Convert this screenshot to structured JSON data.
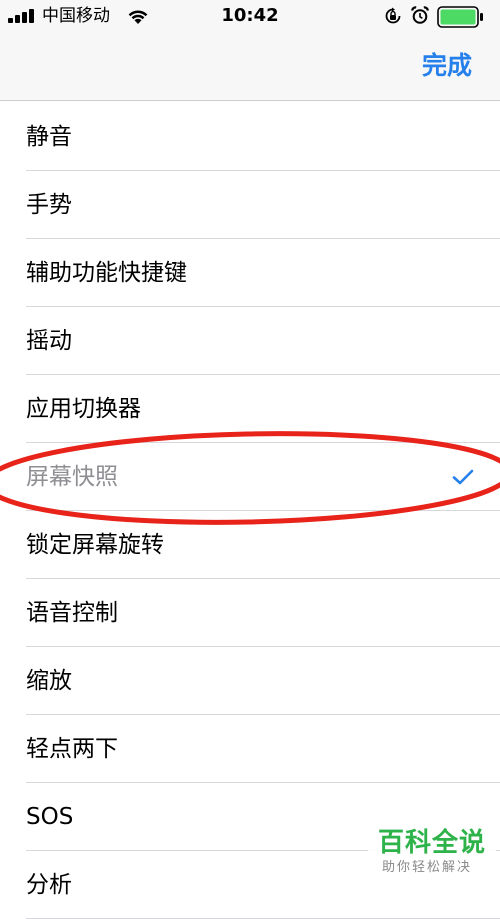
{
  "status_bar": {
    "carrier": "中国移动",
    "time": "10:42",
    "battery_color": "#4cd964"
  },
  "nav": {
    "done_label": "完成",
    "accent_color": "#2680eb"
  },
  "list": {
    "items": [
      {
        "label": "静音",
        "selected": false
      },
      {
        "label": "手势",
        "selected": false
      },
      {
        "label": "辅助功能快捷键",
        "selected": false
      },
      {
        "label": "摇动",
        "selected": false
      },
      {
        "label": "应用切换器",
        "selected": false
      },
      {
        "label": "屏幕快照",
        "selected": true
      },
      {
        "label": "锁定屏幕旋转",
        "selected": false
      },
      {
        "label": "语音控制",
        "selected": false
      },
      {
        "label": "缩放",
        "selected": false
      },
      {
        "label": "轻点两下",
        "selected": false
      },
      {
        "label": "SOS",
        "selected": false
      },
      {
        "label": "分析",
        "selected": false
      }
    ]
  },
  "annotation": {
    "color": "#e8231a"
  },
  "watermark": {
    "title": "百科全说",
    "subtitle": "助你轻松解决"
  }
}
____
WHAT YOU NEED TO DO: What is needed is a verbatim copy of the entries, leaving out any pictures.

ANSWER TO THE EXERCISE:
Convert this screenshot to structured JSON data.
{
  "status_bar": {
    "carrier": "中国移动",
    "time": "10:42",
    "battery_color": "#4cd964"
  },
  "nav": {
    "done_label": "完成",
    "accent_color": "#2680eb"
  },
  "list": {
    "items": [
      {
        "label": "静音",
        "selected": false
      },
      {
        "label": "手势",
        "selected": false
      },
      {
        "label": "辅助功能快捷键",
        "selected": false
      },
      {
        "label": "摇动",
        "selected": false
      },
      {
        "label": "应用切换器",
        "selected": false
      },
      {
        "label": "屏幕快照",
        "selected": true
      },
      {
        "label": "锁定屏幕旋转",
        "selected": false
      },
      {
        "label": "语音控制",
        "selected": false
      },
      {
        "label": "缩放",
        "selected": false
      },
      {
        "label": "轻点两下",
        "selected": false
      },
      {
        "label": "SOS",
        "selected": false
      },
      {
        "label": "分析",
        "selected": false
      }
    ]
  },
  "annotation": {
    "color": "#e8231a"
  },
  "watermark": {
    "title": "百科全说",
    "subtitle": "助你轻松解决"
  }
}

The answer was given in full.